Half a century after this day, a melancholic bitterness still permeates the recollections of the elderly former executioner as he describes the great misfortune [that] forced the office of executioner on my innocent father as well as on myself, since as much as I would have liked, I couldn’t escape it.64 But his account also evinces an unmistakable sense of accomplishment in having spent a lifetime restoring peace, calm, and unity to the land. At the age of nineteen, still fresh from my first execution, the future Meister Frantz had just begun to experience this complex mix of revulsion and pride regarding his ordained profession. It was a duality of feeling that would propel him up the career ladder in the years following that milestone day, but it would also pit the young executioner against himself and render elusive the genuine personal and professional satisfaction he sought.
Copyright © 2013 by Joel F. Harrington
Maps copyright © 2013 by Gene Thorp
Table of Contents
1 The Apprentice 3
2 The Journeyman 45
3 The Master 91
4 The Sage 137
5 The Healer 185
Most Helpful Customer Reviews
If you expect this to be the memoirs of an executioner, you may be disappointed. It's snippets of that, but mostly commentary on the original manuscript and speculations about what may have been his attitudes and feelings about this or that, mixed in with a lot of peripheral materials about religion and medicine and many other things. The original executioner's journal is basically used as a scanty framework for all this. So if you're looking for information about 16th centiry Europe and Germany in particular, you'll be happy.

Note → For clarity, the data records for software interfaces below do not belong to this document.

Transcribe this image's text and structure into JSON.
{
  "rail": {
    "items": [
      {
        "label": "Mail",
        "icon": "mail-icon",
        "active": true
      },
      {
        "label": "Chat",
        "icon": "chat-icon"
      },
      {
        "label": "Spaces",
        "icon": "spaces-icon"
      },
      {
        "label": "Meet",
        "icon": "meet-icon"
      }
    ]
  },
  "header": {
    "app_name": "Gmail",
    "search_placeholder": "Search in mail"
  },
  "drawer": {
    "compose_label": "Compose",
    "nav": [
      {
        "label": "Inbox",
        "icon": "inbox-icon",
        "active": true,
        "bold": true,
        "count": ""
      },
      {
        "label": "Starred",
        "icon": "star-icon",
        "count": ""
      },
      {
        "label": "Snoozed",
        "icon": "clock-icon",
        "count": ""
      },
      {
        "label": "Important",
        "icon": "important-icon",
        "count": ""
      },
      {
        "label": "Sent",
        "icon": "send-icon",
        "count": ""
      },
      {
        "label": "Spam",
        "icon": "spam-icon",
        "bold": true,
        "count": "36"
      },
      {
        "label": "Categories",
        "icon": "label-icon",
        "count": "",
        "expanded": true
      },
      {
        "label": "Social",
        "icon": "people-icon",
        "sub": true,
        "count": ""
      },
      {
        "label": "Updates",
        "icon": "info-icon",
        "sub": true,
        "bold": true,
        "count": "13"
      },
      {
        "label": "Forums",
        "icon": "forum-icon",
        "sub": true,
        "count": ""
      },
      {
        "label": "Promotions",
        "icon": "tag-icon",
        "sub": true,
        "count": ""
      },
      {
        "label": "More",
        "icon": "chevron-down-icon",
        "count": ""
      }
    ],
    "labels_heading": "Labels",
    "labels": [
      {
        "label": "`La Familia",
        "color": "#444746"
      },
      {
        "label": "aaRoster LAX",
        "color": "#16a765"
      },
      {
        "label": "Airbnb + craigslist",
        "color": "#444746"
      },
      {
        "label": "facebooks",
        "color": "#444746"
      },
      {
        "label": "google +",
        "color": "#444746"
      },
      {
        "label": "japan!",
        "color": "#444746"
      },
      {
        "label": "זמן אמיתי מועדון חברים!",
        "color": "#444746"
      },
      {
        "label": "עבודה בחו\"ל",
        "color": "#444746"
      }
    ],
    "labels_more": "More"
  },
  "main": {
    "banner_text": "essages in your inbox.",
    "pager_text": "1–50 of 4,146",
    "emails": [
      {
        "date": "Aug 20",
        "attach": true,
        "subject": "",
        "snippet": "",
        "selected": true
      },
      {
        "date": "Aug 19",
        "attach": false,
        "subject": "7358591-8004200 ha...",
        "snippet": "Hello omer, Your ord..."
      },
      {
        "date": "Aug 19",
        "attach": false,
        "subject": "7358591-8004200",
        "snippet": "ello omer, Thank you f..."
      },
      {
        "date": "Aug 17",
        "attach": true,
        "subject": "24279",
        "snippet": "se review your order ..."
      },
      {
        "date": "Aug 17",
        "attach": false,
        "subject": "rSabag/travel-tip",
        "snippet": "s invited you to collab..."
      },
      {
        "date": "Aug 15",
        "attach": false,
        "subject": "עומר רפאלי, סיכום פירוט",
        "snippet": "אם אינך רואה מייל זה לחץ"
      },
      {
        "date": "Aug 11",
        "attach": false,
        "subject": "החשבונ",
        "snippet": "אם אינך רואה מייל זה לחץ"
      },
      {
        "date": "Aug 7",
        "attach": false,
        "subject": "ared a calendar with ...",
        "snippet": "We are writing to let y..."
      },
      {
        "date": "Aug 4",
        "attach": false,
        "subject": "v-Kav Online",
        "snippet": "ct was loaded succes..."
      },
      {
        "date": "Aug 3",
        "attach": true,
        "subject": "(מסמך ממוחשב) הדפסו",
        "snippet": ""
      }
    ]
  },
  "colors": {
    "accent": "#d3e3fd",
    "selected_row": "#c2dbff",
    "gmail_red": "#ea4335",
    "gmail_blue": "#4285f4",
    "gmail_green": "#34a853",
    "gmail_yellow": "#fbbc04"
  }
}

This was a well written book it paints a great picture of the 16th century, that allows you to see it through the character's eyes.